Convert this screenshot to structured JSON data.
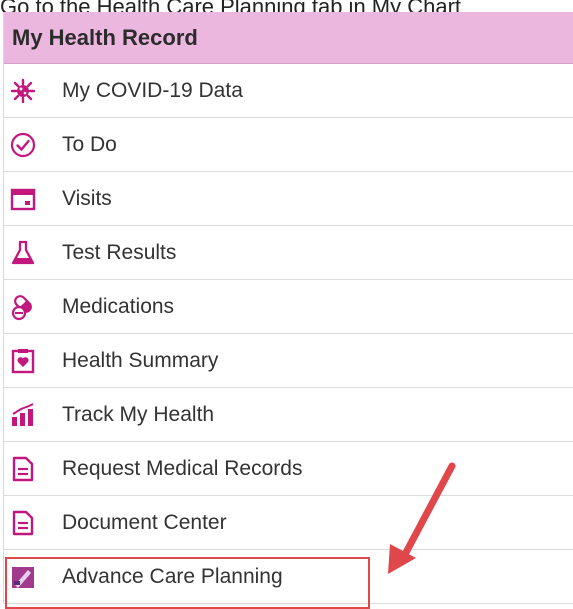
{
  "partial_top_text": "Go to the Health Care Planning tab in My Chart",
  "header": {
    "title": "My Health Record"
  },
  "menu": {
    "items": [
      {
        "label": "My COVID-19 Data",
        "icon": "covid-virus-icon"
      },
      {
        "label": "To Do",
        "icon": "checkmark-clock-icon"
      },
      {
        "label": "Visits",
        "icon": "calendar-icon"
      },
      {
        "label": "Test Results",
        "icon": "flask-icon"
      },
      {
        "label": "Medications",
        "icon": "pills-icon"
      },
      {
        "label": "Health Summary",
        "icon": "heart-clipboard-icon"
      },
      {
        "label": "Track My Health",
        "icon": "bar-chart-icon"
      },
      {
        "label": "Request Medical Records",
        "icon": "document-icon"
      },
      {
        "label": "Document Center",
        "icon": "document-icon"
      },
      {
        "label": "Advance Care Planning",
        "icon": "care-planning-icon"
      }
    ]
  },
  "colors": {
    "accent": "#c2187d",
    "header_bg": "#ebb7df",
    "highlight": "#e0474b"
  }
}
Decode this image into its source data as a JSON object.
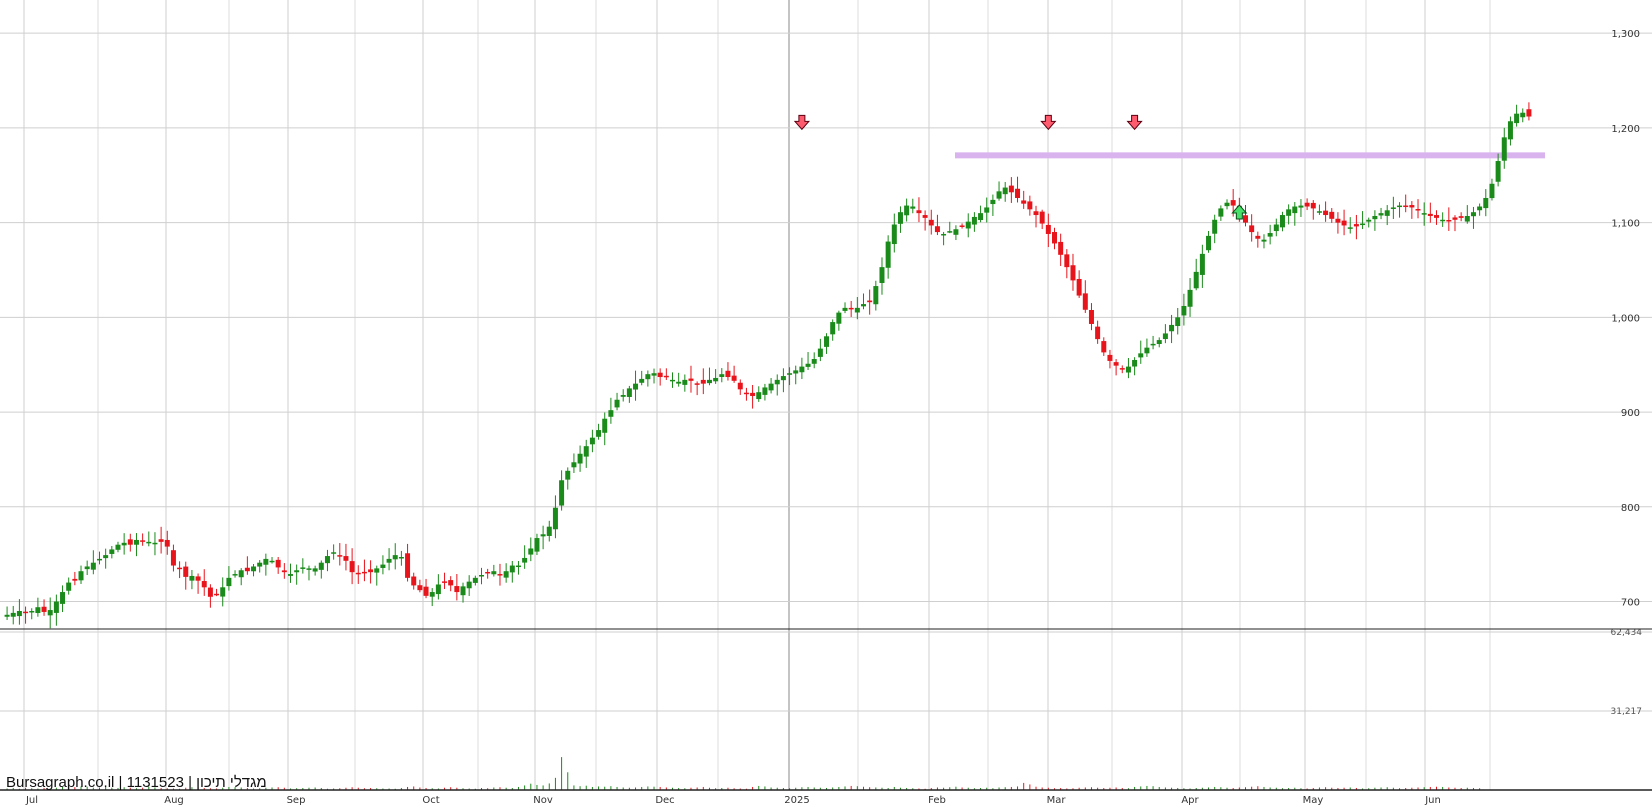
{
  "title": "Bursagraph.co.il | 1131523 | מגדלי תיכון",
  "chart_data": {
    "type": "candlestick",
    "price_axis": {
      "ticks": [
        "1,300",
        "1,200",
        "1,100",
        "1,000",
        "900",
        "800",
        "700"
      ],
      "tick_values": [
        1300,
        1200,
        1100,
        1000,
        900,
        800,
        700
      ],
      "range": [
        671,
        1335
      ]
    },
    "volume_axis": {
      "ticks": [
        "62,434",
        "31,217"
      ],
      "tick_values": [
        62434,
        31217
      ],
      "range": [
        0,
        62434
      ]
    },
    "month_labels": [
      "Jul",
      "Aug",
      "Sep",
      "Oct",
      "Nov",
      "Dec",
      "2025",
      "Feb",
      "Mar",
      "Apr",
      "May",
      "Jun"
    ],
    "resistance_level": 1171,
    "resistance_color": "#d9b3ee",
    "up_color": "#1a8a1a",
    "down_color": "#e8141c",
    "annotations": [
      {
        "type": "down-arrow",
        "bar": 129,
        "price": 1190
      },
      {
        "type": "down-arrow",
        "bar": 169,
        "price": 1190
      },
      {
        "type": "down-arrow",
        "bar": 183,
        "price": 1190
      },
      {
        "type": "up-arrow",
        "bar": 200,
        "price": 1127
      }
    ],
    "closes": [
      686,
      688,
      690,
      688,
      690,
      694,
      689,
      691,
      700,
      710,
      720,
      722,
      732,
      737,
      741,
      745,
      749,
      755,
      760,
      762,
      760,
      765,
      764,
      763,
      762,
      763,
      758,
      738,
      735,
      726,
      727,
      722,
      715,
      705,
      708,
      715,
      725,
      729,
      733,
      732,
      737,
      741,
      745,
      743,
      736,
      731,
      729,
      733,
      736,
      735,
      735,
      741,
      748,
      752,
      748,
      743,
      731,
      729,
      730,
      731,
      735,
      739,
      745,
      749,
      747,
      725,
      717,
      712,
      706,
      710,
      718,
      720,
      717,
      710,
      716,
      721,
      725,
      728,
      731,
      732,
      729,
      732,
      738,
      738,
      746,
      756,
      767,
      771,
      779,
      799,
      828,
      838,
      847,
      856,
      864,
      873,
      881,
      893,
      902,
      913,
      918,
      925,
      930,
      935,
      940,
      941,
      937,
      937,
      934,
      932,
      934,
      933,
      930,
      930,
      934,
      936,
      940,
      937,
      933,
      924,
      920,
      917,
      921,
      926,
      930,
      934,
      938,
      941,
      944,
      948,
      951,
      956,
      967,
      980,
      995,
      1005,
      1010,
      1009,
      1010,
      1014,
      1016,
      1033,
      1053,
      1080,
      1098,
      1111,
      1118,
      1117,
      1110,
      1105,
      1097,
      1090,
      1088,
      1091,
      1093,
      1096,
      1101,
      1106,
      1110,
      1116,
      1124,
      1133,
      1137,
      1132,
      1126,
      1120,
      1114,
      1108,
      1099,
      1088,
      1078,
      1066,
      1053,
      1039,
      1023,
      1008,
      993,
      977,
      963,
      954,
      949,
      945,
      948,
      955,
      962,
      968,
      972,
      976,
      983,
      992,
      1000,
      1012,
      1029,
      1048,
      1067,
      1086,
      1103,
      1115,
      1121,
      1118,
      1111,
      1100,
      1090,
      1083,
      1082,
      1089,
      1098,
      1108,
      1114,
      1117,
      1118,
      1117,
      1115,
      1112,
      1108,
      1104,
      1100,
      1097,
      1095,
      1096,
      1099,
      1103,
      1107,
      1110,
      1113,
      1116,
      1118,
      1118,
      1116,
      1113,
      1110,
      1107,
      1105,
      1103,
      1102,
      1103,
      1105,
      1107,
      1111,
      1117,
      1126,
      1141,
      1165,
      1190,
      1207,
      1215,
      1216,
      1212
    ],
    "volumes": [
      600,
      800,
      500,
      900,
      700,
      600,
      800,
      600,
      900,
      1200,
      1500,
      1100,
      1400,
      1300,
      900,
      1000,
      1200,
      900,
      800,
      1100,
      900,
      700,
      900,
      1300,
      1000,
      800,
      700,
      600,
      500,
      900,
      1100,
      1000,
      800,
      700,
      600,
      900,
      1200,
      1100,
      1000,
      800,
      600,
      700,
      900,
      1000,
      1100,
      900,
      600,
      700,
      800,
      900,
      1000,
      800,
      500,
      600,
      700,
      900,
      1100,
      900,
      700,
      800,
      700,
      600,
      600,
      500,
      800,
      1200,
      1400,
      1000,
      800,
      700,
      600,
      900,
      1100,
      900,
      700,
      600,
      500,
      800,
      700,
      1000,
      1100,
      900,
      800,
      1200,
      1800,
      2500,
      2000,
      1800,
      2600,
      4800,
      13000,
      7000,
      1800,
      1500,
      1700,
      1200,
      1400,
      1300,
      1500,
      1200,
      1000,
      900,
      1000,
      1200,
      1400,
      1300,
      1200,
      1000,
      900,
      800,
      700,
      900,
      1000,
      1200,
      900,
      700,
      800,
      900,
      700,
      600,
      500,
      1200,
      1600,
      1400,
      1000,
      900,
      800,
      700,
      900,
      1100,
      1200,
      1000,
      900,
      800,
      1000,
      1200,
      1400,
      1600,
      1500,
      1300,
      1100,
      1000,
      900,
      800,
      1200,
      900,
      800,
      700,
      600,
      500,
      800,
      1000,
      900,
      1100,
      1300,
      1000,
      900,
      700,
      800,
      900,
      700,
      1000,
      1100,
      1200,
      1400,
      2800,
      2200,
      1300,
      1000,
      900,
      700,
      800,
      600,
      700,
      900,
      1000,
      1100,
      900,
      800,
      900,
      1000,
      800,
      700,
      1200,
      1400,
      1600,
      1500,
      1200,
      1000,
      900,
      800,
      700,
      600,
      800,
      900,
      1000,
      1200,
      1100,
      900,
      800,
      1000,
      1100,
      1300,
      1500,
      1200,
      1000,
      900,
      700,
      800,
      900,
      700,
      600,
      800,
      1000,
      1100,
      900,
      800,
      900,
      1000,
      800,
      600,
      700,
      900,
      1000,
      1100,
      900,
      700,
      800,
      900,
      1000,
      1100,
      1200,
      1300,
      1200,
      1000,
      900,
      800,
      900,
      800,
      700
    ],
    "volume_colors_hint": "bars colored by candle direction"
  }
}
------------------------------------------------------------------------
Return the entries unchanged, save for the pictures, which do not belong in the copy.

Convert this screenshot to structured JSON data.
{
  "partial_top_text": "Go to the Health Care Planning tab in My Chart",
  "header": {
    "title": "My Health Record"
  },
  "menu": {
    "items": [
      {
        "label": "My COVID-19 Data",
        "icon": "covid-virus-icon"
      },
      {
        "label": "To Do",
        "icon": "checkmark-clock-icon"
      },
      {
        "label": "Visits",
        "icon": "calendar-icon"
      },
      {
        "label": "Test Results",
        "icon": "flask-icon"
      },
      {
        "label": "Medications",
        "icon": "pills-icon"
      },
      {
        "label": "Health Summary",
        "icon": "heart-clipboard-icon"
      },
      {
        "label": "Track My Health",
        "icon": "bar-chart-icon"
      },
      {
        "label": "Request Medical Records",
        "icon": "document-icon"
      },
      {
        "label": "Document Center",
        "icon": "document-icon"
      },
      {
        "label": "Advance Care Planning",
        "icon": "care-planning-icon"
      }
    ]
  },
  "colors": {
    "accent": "#c2187d",
    "header_bg": "#ebb7df",
    "highlight": "#e0474b"
  }
}
Decode this image into its source data as a JSON object.
{
  "title": "Bursagraph.co.il | 1131523 | מגדלי תיכון",
  "chart_data": {
    "type": "candlestick",
    "price_axis": {
      "ticks": [
        "1,300",
        "1,200",
        "1,100",
        "1,000",
        "900",
        "800",
        "700"
      ],
      "tick_values": [
        1300,
        1200,
        1100,
        1000,
        900,
        800,
        700
      ],
      "range": [
        671,
        1335
      ]
    },
    "volume_axis": {
      "ticks": [
        "62,434",
        "31,217"
      ],
      "tick_values": [
        62434,
        31217
      ],
      "range": [
        0,
        62434
      ]
    },
    "month_labels": [
      "Jul",
      "Aug",
      "Sep",
      "Oct",
      "Nov",
      "Dec",
      "2025",
      "Feb",
      "Mar",
      "Apr",
      "May",
      "Jun"
    ],
    "resistance_level": 1171,
    "resistance_color": "#d9b3ee",
    "up_color": "#1a8a1a",
    "down_color": "#e8141c",
    "annotations": [
      {
        "type": "down-arrow",
        "bar": 129,
        "price": 1190
      },
      {
        "type": "down-arrow",
        "bar": 169,
        "price": 1190
      },
      {
        "type": "down-arrow",
        "bar": 183,
        "price": 1190
      },
      {
        "type": "up-arrow",
        "bar": 200,
        "price": 1127
      }
    ],
    "closes": [
      686,
      688,
      690,
      688,
      690,
      694,
      689,
      691,
      700,
      710,
      720,
      722,
      732,
      737,
      741,
      745,
      749,
      755,
      760,
      762,
      760,
      765,
      764,
      763,
      762,
      763,
      758,
      738,
      735,
      726,
      727,
      722,
      715,
      705,
      708,
      715,
      725,
      729,
      733,
      732,
      737,
      741,
      745,
      743,
      736,
      731,
      729,
      733,
      736,
      735,
      735,
      741,
      748,
      752,
      748,
      743,
      731,
      729,
      730,
      731,
      735,
      739,
      745,
      749,
      747,
      725,
      717,
      712,
      706,
      710,
      718,
      720,
      717,
      710,
      716,
      721,
      725,
      728,
      731,
      732,
      729,
      732,
      738,
      738,
      746,
      756,
      767,
      771,
      779,
      799,
      828,
      838,
      847,
      856,
      864,
      873,
      881,
      893,
      902,
      913,
      918,
      925,
      930,
      935,
      940,
      941,
      937,
      937,
      934,
      932,
      934,
      933,
      930,
      930,
      934,
      936,
      940,
      937,
      933,
      924,
      920,
      917,
      921,
      926,
      930,
      934,
      938,
      941,
      944,
      948,
      951,
      956,
      967,
      980,
      995,
      1005,
      1010,
      1009,
      1010,
      1014,
      1016,
      1033,
      1053,
      1080,
      1098,
      1111,
      1118,
      1117,
      1110,
      1105,
      1097,
      1090,
      1088,
      1091,
      1093,
      1096,
      1101,
      1106,
      1110,
      1116,
      1124,
      1133,
      1137,
      1132,
      1126,
      1120,
      1114,
      1108,
      1099,
      1088,
      1078,
      1066,
      1053,
      1039,
      1023,
      1008,
      993,
      977,
      963,
      954,
      949,
      945,
      948,
      955,
      962,
      968,
      972,
      976,
      983,
      992,
      1000,
      1012,
      1029,
      1048,
      1067,
      1086,
      1103,
      1115,
      1121,
      1118,
      1111,
      1100,
      1090,
      1083,
      1082,
      1089,
      1098,
      1108,
      1114,
      1117,
      1118,
      1117,
      1115,
      1112,
      1108,
      1104,
      1100,
      1097,
      1095,
      1096,
      1099,
      1103,
      1107,
      1110,
      1113,
      1116,
      1118,
      1118,
      1116,
      1113,
      1110,
      1107,
      1105,
      1103,
      1102,
      1103,
      1105,
      1107,
      1111,
      1117,
      1126,
      1141,
      1165,
      1190,
      1207,
      1215,
      1216,
      1212
    ],
    "volumes": [
      600,
      800,
      500,
      900,
      700,
      600,
      800,
      600,
      900,
      1200,
      1500,
      1100,
      1400,
      1300,
      900,
      1000,
      1200,
      900,
      800,
      1100,
      900,
      700,
      900,
      1300,
      1000,
      800,
      700,
      600,
      500,
      900,
      1100,
      1000,
      800,
      700,
      600,
      900,
      1200,
      1100,
      1000,
      800,
      600,
      700,
      900,
      1000,
      1100,
      900,
      600,
      700,
      800,
      900,
      1000,
      800,
      500,
      600,
      700,
      900,
      1100,
      900,
      700,
      800,
      700,
      600,
      600,
      500,
      800,
      1200,
      1400,
      1000,
      800,
      700,
      600,
      900,
      1100,
      900,
      700,
      600,
      500,
      800,
      700,
      1000,
      1100,
      900,
      800,
      1200,
      1800,
      2500,
      2000,
      1800,
      2600,
      4800,
      13000,
      7000,
      1800,
      1500,
      1700,
      1200,
      1400,
      1300,
      1500,
      1200,
      1000,
      900,
      1000,
      1200,
      1400,
      1300,
      1200,
      1000,
      900,
      800,
      700,
      900,
      1000,
      1200,
      900,
      700,
      800,
      900,
      700,
      600,
      500,
      1200,
      1600,
      1400,
      1000,
      900,
      800,
      700,
      900,
      1100,
      1200,
      1000,
      900,
      800,
      1000,
      1200,
      1400,
      1600,
      1500,
      1300,
      1100,
      1000,
      900,
      800,
      1200,
      900,
      800,
      700,
      600,
      500,
      800,
      1000,
      900,
      1100,
      1300,
      1000,
      900,
      700,
      800,
      900,
      700,
      1000,
      1100,
      1200,
      1400,
      2800,
      2200,
      1300,
      1000,
      900,
      700,
      800,
      600,
      700,
      900,
      1000,
      1100,
      900,
      800,
      900,
      1000,
      800,
      700,
      1200,
      1400,
      1600,
      1500,
      1200,
      1000,
      900,
      800,
      700,
      600,
      800,
      900,
      1000,
      1200,
      1100,
      900,
      800,
      1000,
      1100,
      1300,
      1500,
      1200,
      1000,
      900,
      700,
      800,
      900,
      700,
      600,
      800,
      1000,
      1100,
      900,
      800,
      900,
      1000,
      800,
      600,
      700,
      900,
      1000,
      1100,
      900,
      700,
      800,
      900,
      1000,
      1100,
      1200,
      1300,
      1200,
      1000,
      900,
      800,
      900,
      800,
      700
    ],
    "volume_colors_hint": "bars colored by candle direction"
  }
}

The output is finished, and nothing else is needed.